Christopher Knight, described as the last true hermit (a problematic term as becomes evident), sustains himself by breaking into nearby holiday cabins and thieving food and clothing, sparking a decades-long investigation. The Stranger in the Woods opens with the heart-racing account of his arrest by a policeman increasingly frustrated by Knight’s panther-like elusiveness. Before his entry into the woods Knight worked as a security alarm installer, and this knowledge enables him to elude detection. Upon his eventual arrest he becomes something of a celebrity, the subject of marriage proposals and songs. Michael Finkel finds Knight in jail, from where this intriguing story unfolds. (Knight is eventually released to perform community service.)

The back cover of Michael Finkel’s book suggests that ‘occasionally [Knight] would have to venture to holiday cabins in the dead of night to pilfer a bit of food’, but this is a gross understatement. Actually he did this regularly, also stealing clothes, bedding, reading material and, crucially, gas canisters for his camp stove. Upon his arrest, he replied that virtually everything he ‘owned’ was stolen. Rainwater was the only provision he didn’t steal. He didn’t grow or hunt any of his food.

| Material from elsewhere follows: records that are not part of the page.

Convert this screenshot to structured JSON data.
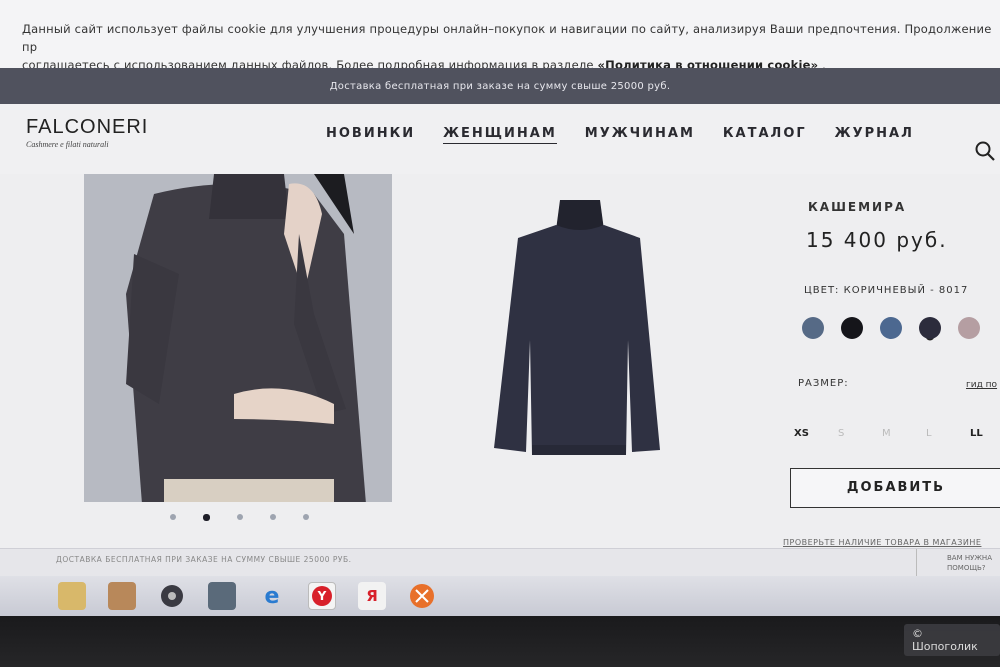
{
  "cookie_banner": {
    "text_line1": "Данный сайт использует файлы cookie для улучшения процедуры онлайн–покупок и навигации по сайту, анализируя Ваши предпочтения. Продолжение пр",
    "text_line2": "соглашаетесь с использованием данных файлов. Более подробная информация в разделе",
    "link": "«Политика в отношении cookie»"
  },
  "promo_bar": {
    "text": "Доставка бесплатная при заказе на сумму свыше 25000 руб."
  },
  "header": {
    "logo_name": "FALCONERI",
    "logo_tagline": "Cashmere e filati naturali",
    "nav": [
      {
        "label": "НОВИНКИ",
        "active": false
      },
      {
        "label": "ЖЕНЩИНАМ",
        "active": true
      },
      {
        "label": "МУЖЧИНАМ",
        "active": false
      },
      {
        "label": "КАТАЛОГ",
        "active": false
      },
      {
        "label": "ЖУРНАЛ",
        "active": false
      }
    ],
    "search_icon": "search-icon"
  },
  "gallery": {
    "dot_count": 5,
    "active_dot": 2
  },
  "product": {
    "name": "КАШЕМИРА",
    "price": "15 400 руб.",
    "color_label": "ЦВЕТ: КОРИЧНЕВЫЙ - 8017",
    "swatches": [
      "#566a86",
      "#15151a",
      "#4c6890",
      "#2c2c3c",
      "#b59ea2"
    ],
    "selected_swatch": 3,
    "size_label": "РАЗМЕР:",
    "size_guide": "гид по",
    "sizes": [
      {
        "label": "XS",
        "available": true
      },
      {
        "label": "S",
        "available": false
      },
      {
        "label": "M",
        "available": false
      },
      {
        "label": "L",
        "available": false
      },
      {
        "label": "LL",
        "available": true
      }
    ],
    "add_button": "ДОБАВИТЬ",
    "check_store": "ПРОВЕРЬТЕ НАЛИЧИЕ ТОВАРА В МАГАЗИНЕ"
  },
  "footer": {
    "text": "ДОСТАВКА БЕСПЛАТНАЯ ПРИ ЗАКАЗЕ НА СУММУ СВЫШЕ 25000 РУБ.",
    "help_line1": "ВАМ НУЖНА",
    "help_line2": "ПОМОЩЬ?"
  },
  "taskbar": {
    "icons": [
      "folder-icon",
      "media-player-icon",
      "disc-icon",
      "network-icon",
      "internet-explorer-icon",
      "yandex-browser-icon",
      "yandex-icon",
      "app-orange-icon"
    ],
    "yandex_browser_glyph": "Y",
    "yandex_glyph": "Я"
  },
  "watermark": {
    "text": "© Шопоголик"
  }
}
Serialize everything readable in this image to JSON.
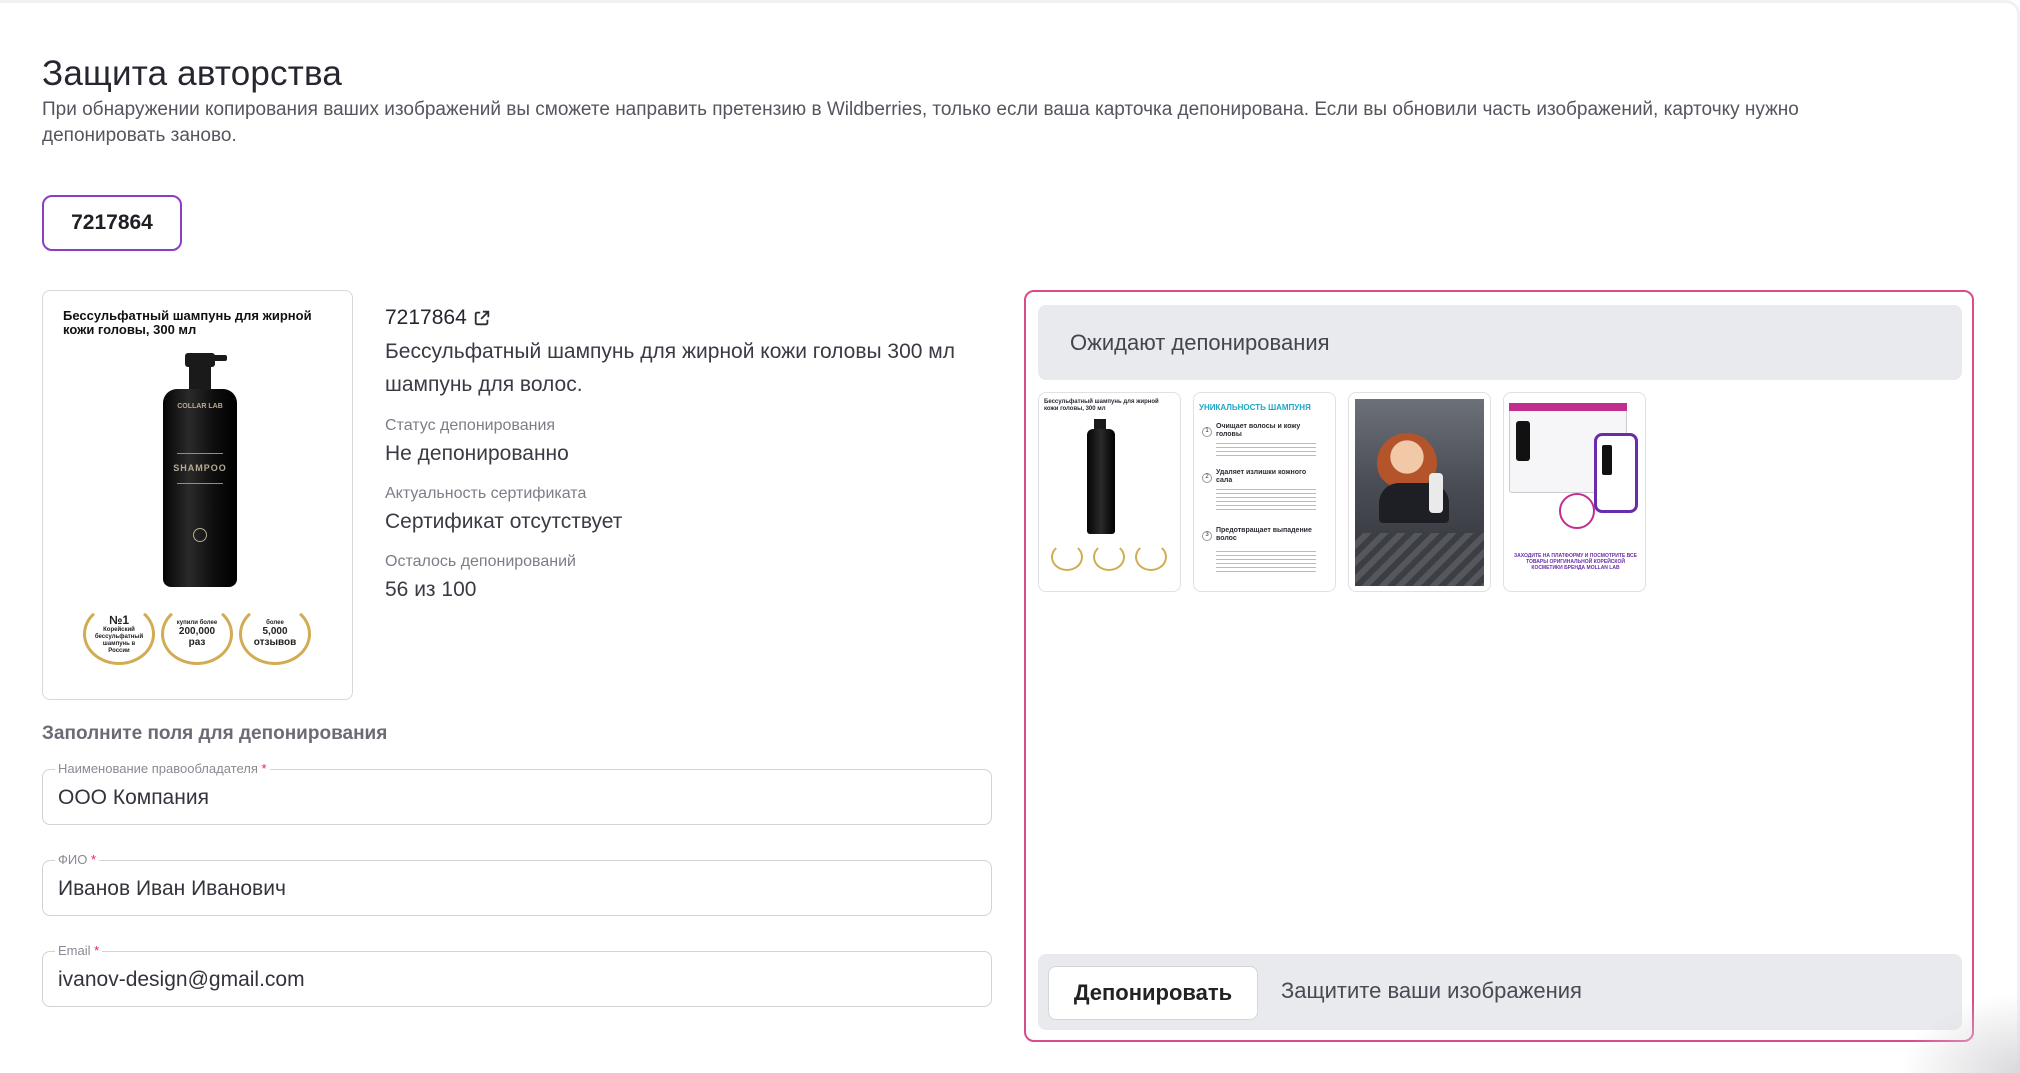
{
  "header": {
    "title": "Защита авторства",
    "subtitle": "При обнаружении копирования ваших изображений вы сможете направить претензию в Wildberries, только если ваша карточка депонирована. Если вы обновили часть изображений, карточку нужно депонировать заново."
  },
  "article_tab": {
    "label": "7217864"
  },
  "product": {
    "image_caption": "Бессульфатный шампунь для жирной кожи головы, 300 мл",
    "bottle_brand": "COLLAR LAB",
    "bottle_text": "SHAMPOO",
    "badges": [
      {
        "top": "№1",
        "text": "Корейский бессульфатный шампунь в России"
      },
      {
        "top": "купили более",
        "text": "200,000 раз"
      },
      {
        "top": "более",
        "text": "5,000 отзывов"
      }
    ],
    "sku": "7217864",
    "name": "Бессульфатный шампунь для жирной кожи головы 300 мл шампунь для волос.",
    "status_label": "Статус депонирования",
    "status_value": "Не депонированно",
    "cert_label": "Актуальность сертификата",
    "cert_value": "Сертификат отсутствует",
    "remaining_label": "Осталось депонирований",
    "remaining_value": "56 из 100"
  },
  "form": {
    "heading": "Заполните поля для депонирования",
    "fields": [
      {
        "label": "Наименование правообладателя",
        "required": "*",
        "value": "ООО Компания"
      },
      {
        "label": "ФИО",
        "required": "*",
        "value": "Иванов Иван Иванович"
      },
      {
        "label": "Email",
        "required": "*",
        "value": "ivanov-design@gmail.com"
      }
    ]
  },
  "pending": {
    "header": "Ожидают депонирования",
    "thumbs": [
      {
        "caption": "Бессульфатный шампунь для жирной кожи головы, 300 мл"
      },
      {
        "caption": "УНИКАЛЬНОСТЬ ШАМПУНЯ",
        "items": [
          "Очищает волосы и кожу головы",
          "Удаляет излишки кожного сала",
          "Предотвращает выпадение волос"
        ]
      },
      {
        "caption": ""
      },
      {
        "caption": "ЗАХОДИТЕ НА ПЛАТФОРМУ И ПОСМОТРИТЕ ВСЕ ТОВАРЫ ОРИГИНАЛЬНОЙ КОРЕЙСКОЙ КОСМЕТИКИ БРЕНДА MOLLAN LAB"
      }
    ],
    "button_label": "Депонировать",
    "action_text": "Защитите ваши изображения"
  },
  "colors": {
    "accent_purple": "#8b3dc6",
    "panel_border_pink": "#d94b8a",
    "required_red": "#e0245e",
    "panel_gray": "#e8eaee"
  }
}
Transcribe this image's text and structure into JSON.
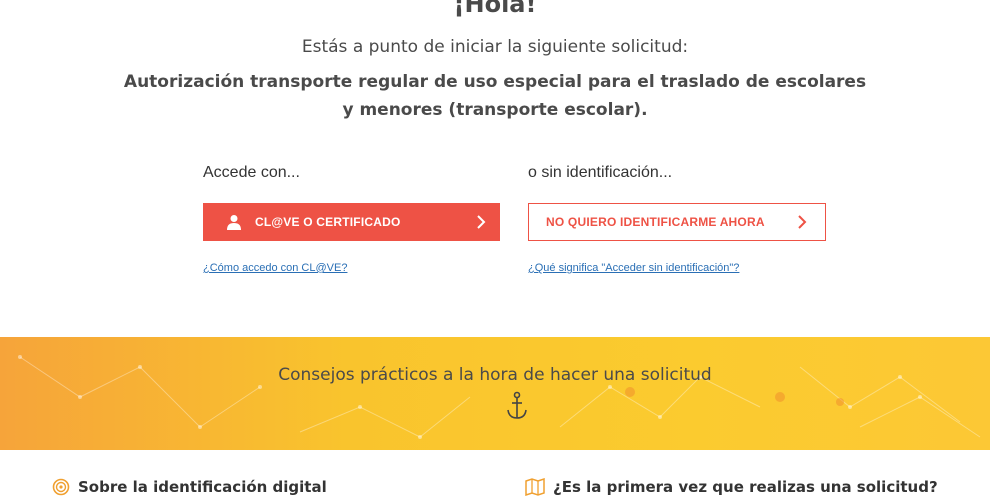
{
  "header": {
    "greeting": "¡Hola!",
    "intro": "Estás a punto de iniciar la siguiente solicitud:",
    "procedure_line1": "Autorización transporte regular de uso especial para el traslado de escolares",
    "procedure_line2": "y menores (transporte escolar)."
  },
  "login": {
    "access_label": "Accede con...",
    "clave_button": "CL@VE O CERTIFICADO",
    "clave_help": "¿Cómo accedo con CL@VE?",
    "anon_label": "o sin identificación...",
    "anon_button": "NO QUIERO IDENTIFICARME AHORA",
    "anon_help": "¿Qué significa \"Acceder sin identificación\"?"
  },
  "tips": {
    "title": "Consejos prácticos a la hora de hacer una solicitud",
    "icon": "anchor-icon"
  },
  "bottom": {
    "left_item": "Sobre la identificación digital",
    "left_icon": "fingerprint-icon",
    "right_item": "¿Es la primera vez que realizas una solicitud?",
    "right_icon": "map-icon"
  },
  "colors": {
    "accent": "#ee5245",
    "link": "#2a6fb5",
    "banner_start": "#f6a43a",
    "banner_end": "#fcc835"
  }
}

Finkel suggests Knight’s ‘back was fully turned to the world’, but Knight did not live in the wilderness. He lived, his campsite camouflaged in the forest, within three minutes’ walk of civilisation (a form of it, anyway), and even stole a flat screen TV which he powered with (stolen) car batteries. He read (stolen) books and magazines and listened to a (stolen) radio. Like the Japanese individuals whom Finkel mentions and who stay shut in their rooms, interacting with the world only via the internet, Knight simply turns his back on face-to-face interactions with living, breathing people. He describes himself as ‘kind of an isolationist’.

Finkel ruminates on how a thousand years ago we lived in small communities, in the bush, in a quiet environment, and opines, ‘This is who we truly are’, forgetting for the moment that Knight can only survive in his patch of peace and quiet with the modern conveniences of a gas stove, tents, sleeping bags, warm clothing and manufactured, long-life food. Knight does, however, show extraordinary tenacity and survival skills, many learnt on the job, because, Finkel explains, Knight lacked any training in bush survival before going bush. To survive the harsh Maine winters Knight rose at 2am, did exercises to stop freezing and thawed out precious drinking water on his camp stove.

Hermits, typically, are rather high-minded about what they do, and though living in isolation, they tend to make some communication to the world, particularly in a sage-like capacity. Knight himself, though, is puzzled by the ‘hermit’ label, preferring to think of himself as normal. He makes no attempt at manifestos or communicating his experience to the world. It is as if he made an impulsive decision and then, increasingly, finds it impossible to go back. Despite his thieving, of which he is ashamed, he has principles – he doesn’t steal expensive or obviously sentimental stuff, and he is a polite house-breaker, re-sealing doors and windows. He is not uninformed about the modern world and is a devourer of books, discerning in his reading unless, Knight says, the alternative is nothing to read. He admires Socrates for his recommendation of hermiticism, but detests that great populariser of back-to-nature principles, Thoreau (above), because, as Knight sees it, Thoreau only pretended to be a hermit, and still went to town on the weekends for dinner parties. This is somewhat ironic, considering Knight’s own lifestyle.

Knight describes Finkel as his Boswell, but reading between the lines, Finkel is an annoying journo who is after the major scoop and who is constantly stepping over the line from familiarity to intrusiveness, despite knowing that Knight and his family value privacy. But Finkel is intrigued in, as well as full of admiration for, someone so determined to shun society. Locals are not so forgiving. Some hate Knight for ruining their idyllic peace and quiet. Others see him as a minor inconvenience. The last word should go to the online hermit community (yes, there is such a thing), who, after much deliberation, decide that Knight is not a true hermit, but a thief who gives hermits a bad name.